**TASK INSTRUCTIONS:** Pick out each line with the word "title" from the material that follows.

**DATA LISTING:**

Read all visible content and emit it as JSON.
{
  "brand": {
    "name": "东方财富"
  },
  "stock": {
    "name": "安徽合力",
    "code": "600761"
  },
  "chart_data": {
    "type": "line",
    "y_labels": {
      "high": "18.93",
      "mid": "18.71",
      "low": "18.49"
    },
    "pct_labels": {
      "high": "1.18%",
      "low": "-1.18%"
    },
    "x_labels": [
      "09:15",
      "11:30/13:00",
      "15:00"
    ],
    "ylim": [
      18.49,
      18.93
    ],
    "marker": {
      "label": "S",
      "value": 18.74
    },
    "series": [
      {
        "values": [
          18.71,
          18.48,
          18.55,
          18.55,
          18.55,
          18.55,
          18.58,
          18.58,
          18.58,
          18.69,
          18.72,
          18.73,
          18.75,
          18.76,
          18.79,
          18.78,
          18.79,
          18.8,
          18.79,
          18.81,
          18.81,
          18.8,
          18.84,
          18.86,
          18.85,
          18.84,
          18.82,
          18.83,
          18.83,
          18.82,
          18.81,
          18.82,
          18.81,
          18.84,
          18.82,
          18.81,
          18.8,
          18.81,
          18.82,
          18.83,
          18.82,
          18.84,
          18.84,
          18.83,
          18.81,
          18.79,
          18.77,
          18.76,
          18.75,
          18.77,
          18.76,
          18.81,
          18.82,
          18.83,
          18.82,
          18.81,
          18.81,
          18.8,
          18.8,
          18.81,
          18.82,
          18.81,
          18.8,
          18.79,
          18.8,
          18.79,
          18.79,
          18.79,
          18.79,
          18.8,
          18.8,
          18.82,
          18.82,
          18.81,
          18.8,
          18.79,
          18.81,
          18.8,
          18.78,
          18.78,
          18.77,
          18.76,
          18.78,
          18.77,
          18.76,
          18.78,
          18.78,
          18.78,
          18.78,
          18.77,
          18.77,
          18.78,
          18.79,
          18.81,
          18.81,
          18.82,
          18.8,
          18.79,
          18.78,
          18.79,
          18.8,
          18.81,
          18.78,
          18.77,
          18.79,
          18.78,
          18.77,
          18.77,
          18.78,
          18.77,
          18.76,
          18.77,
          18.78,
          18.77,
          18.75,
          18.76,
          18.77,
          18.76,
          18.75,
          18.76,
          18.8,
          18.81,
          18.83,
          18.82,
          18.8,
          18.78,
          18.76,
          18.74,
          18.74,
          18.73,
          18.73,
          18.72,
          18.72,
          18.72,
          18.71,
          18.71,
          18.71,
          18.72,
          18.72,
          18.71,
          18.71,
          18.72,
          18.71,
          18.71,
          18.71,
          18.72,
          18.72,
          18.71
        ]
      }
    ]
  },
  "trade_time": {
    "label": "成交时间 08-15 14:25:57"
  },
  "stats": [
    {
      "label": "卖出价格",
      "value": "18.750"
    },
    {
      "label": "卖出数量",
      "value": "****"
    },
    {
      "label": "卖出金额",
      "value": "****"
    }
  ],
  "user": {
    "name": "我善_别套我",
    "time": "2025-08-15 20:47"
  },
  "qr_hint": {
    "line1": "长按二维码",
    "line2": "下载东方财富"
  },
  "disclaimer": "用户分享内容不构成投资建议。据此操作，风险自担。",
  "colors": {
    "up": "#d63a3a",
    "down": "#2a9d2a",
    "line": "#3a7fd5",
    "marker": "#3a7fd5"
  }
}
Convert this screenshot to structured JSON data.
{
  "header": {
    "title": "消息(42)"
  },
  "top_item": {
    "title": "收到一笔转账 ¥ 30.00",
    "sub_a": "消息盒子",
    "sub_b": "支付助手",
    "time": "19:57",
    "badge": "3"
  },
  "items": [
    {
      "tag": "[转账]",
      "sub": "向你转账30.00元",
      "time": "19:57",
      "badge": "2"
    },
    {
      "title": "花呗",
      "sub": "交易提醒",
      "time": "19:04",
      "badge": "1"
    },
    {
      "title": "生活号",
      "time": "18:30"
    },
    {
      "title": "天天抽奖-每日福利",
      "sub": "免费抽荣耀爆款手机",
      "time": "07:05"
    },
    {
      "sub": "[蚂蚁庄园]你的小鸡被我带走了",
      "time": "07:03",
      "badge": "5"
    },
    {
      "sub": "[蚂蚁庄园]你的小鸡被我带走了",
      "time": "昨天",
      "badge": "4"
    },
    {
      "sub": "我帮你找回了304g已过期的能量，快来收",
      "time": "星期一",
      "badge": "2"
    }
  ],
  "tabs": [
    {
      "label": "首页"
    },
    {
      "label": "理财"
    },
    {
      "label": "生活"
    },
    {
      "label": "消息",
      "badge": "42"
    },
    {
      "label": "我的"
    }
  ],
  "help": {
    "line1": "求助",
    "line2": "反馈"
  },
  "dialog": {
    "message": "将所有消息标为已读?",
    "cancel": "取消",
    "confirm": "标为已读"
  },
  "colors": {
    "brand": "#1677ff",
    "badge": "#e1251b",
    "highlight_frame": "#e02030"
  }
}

**SOLUTION FOR THIS EXERCISE:**
    "title": "消息(42)"
    "title": "收到一笔转账 ¥ 30.00",
      "title": "花呗",
      "title": "生活号",
      "title": "天天抽奖-每日福利",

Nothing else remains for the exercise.